Provided records

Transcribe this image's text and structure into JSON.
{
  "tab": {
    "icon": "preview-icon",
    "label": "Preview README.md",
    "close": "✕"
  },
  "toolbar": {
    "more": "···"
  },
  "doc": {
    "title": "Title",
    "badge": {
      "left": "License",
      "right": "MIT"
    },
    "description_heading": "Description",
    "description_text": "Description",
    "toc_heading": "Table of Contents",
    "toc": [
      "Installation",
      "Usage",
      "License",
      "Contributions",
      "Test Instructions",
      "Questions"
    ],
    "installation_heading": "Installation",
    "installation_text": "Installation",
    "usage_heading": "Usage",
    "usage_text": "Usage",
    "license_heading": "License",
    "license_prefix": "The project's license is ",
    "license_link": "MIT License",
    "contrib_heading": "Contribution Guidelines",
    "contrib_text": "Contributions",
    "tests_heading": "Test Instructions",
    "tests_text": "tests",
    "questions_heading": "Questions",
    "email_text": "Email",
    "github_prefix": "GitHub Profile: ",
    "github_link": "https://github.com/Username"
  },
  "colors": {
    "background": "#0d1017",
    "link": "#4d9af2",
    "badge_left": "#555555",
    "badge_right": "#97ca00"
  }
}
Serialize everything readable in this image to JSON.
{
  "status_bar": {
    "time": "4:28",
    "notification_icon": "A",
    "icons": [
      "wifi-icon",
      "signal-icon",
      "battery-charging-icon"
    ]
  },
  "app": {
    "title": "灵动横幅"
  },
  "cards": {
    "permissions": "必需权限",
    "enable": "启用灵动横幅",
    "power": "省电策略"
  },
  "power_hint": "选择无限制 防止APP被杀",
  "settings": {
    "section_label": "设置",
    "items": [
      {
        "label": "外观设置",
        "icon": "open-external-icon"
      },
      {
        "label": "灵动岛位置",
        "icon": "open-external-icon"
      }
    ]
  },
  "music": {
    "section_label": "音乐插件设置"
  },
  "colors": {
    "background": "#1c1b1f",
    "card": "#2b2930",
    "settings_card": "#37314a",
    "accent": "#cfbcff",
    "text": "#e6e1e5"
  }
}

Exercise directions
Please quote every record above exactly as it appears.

Solution to the exercise
Transcribe this image's text and structure into JSON.
{
  "tab": {
    "icon": "preview-icon",
    "label": "Preview README.md",
    "close": "✕"
  },
  "toolbar": {
    "more": "···"
  },
  "doc": {
    "title": "Title",
    "badge": {
      "left": "License",
      "right": "MIT"
    },
    "description_heading": "Description",
    "description_text": "Description",
    "toc_heading": "Table of Contents",
    "toc": [
      "Installation",
      "Usage",
      "License",
      "Contributions",
      "Test Instructions",
      "Questions"
    ],
    "installation_heading": "Installation",
    "installation_text": "Installation",
    "usage_heading": "Usage",
    "usage_text": "Usage",
    "license_heading": "License",
    "license_prefix": "The project's license is ",
    "license_link": "MIT License",
    "contrib_heading": "Contribution Guidelines",
    "contrib_text": "Contributions",
    "tests_heading": "Test Instructions",
    "tests_text": "tests",
    "questions_heading": "Questions",
    "email_text": "Email",
    "github_prefix": "GitHub Profile: ",
    "github_link": "https://github.com/Username"
  },
  "colors": {
    "background": "#0d1017",
    "link": "#4d9af2",
    "badge_left": "#555555",
    "badge_right": "#97ca00"
  }
}
Serialize everything readable in this image to JSON.
{
  "status_bar": {
    "time": "4:28",
    "notification_icon": "A",
    "icons": [
      "wifi-icon",
      "signal-icon",
      "battery-charging-icon"
    ]
  },
  "app": {
    "title": "灵动横幅"
  },
  "cards": {
    "permissions": "必需权限",
    "enable": "启用灵动横幅",
    "power": "省电策略"
  },
  "power_hint": "选择无限制 防止APP被杀",
  "settings": {
    "section_label": "设置",
    "items": [
      {
        "label": "外观设置",
        "icon": "open-external-icon"
      },
      {
        "label": "灵动岛位置",
        "icon": "open-external-icon"
      }
    ]
  },
  "music": {
    "section_label": "音乐插件设置"
  },
  "colors": {
    "background": "#1c1b1f",
    "card": "#2b2930",
    "settings_card": "#37314a",
    "accent": "#cfbcff",
    "text": "#e6e1e5"
  }
}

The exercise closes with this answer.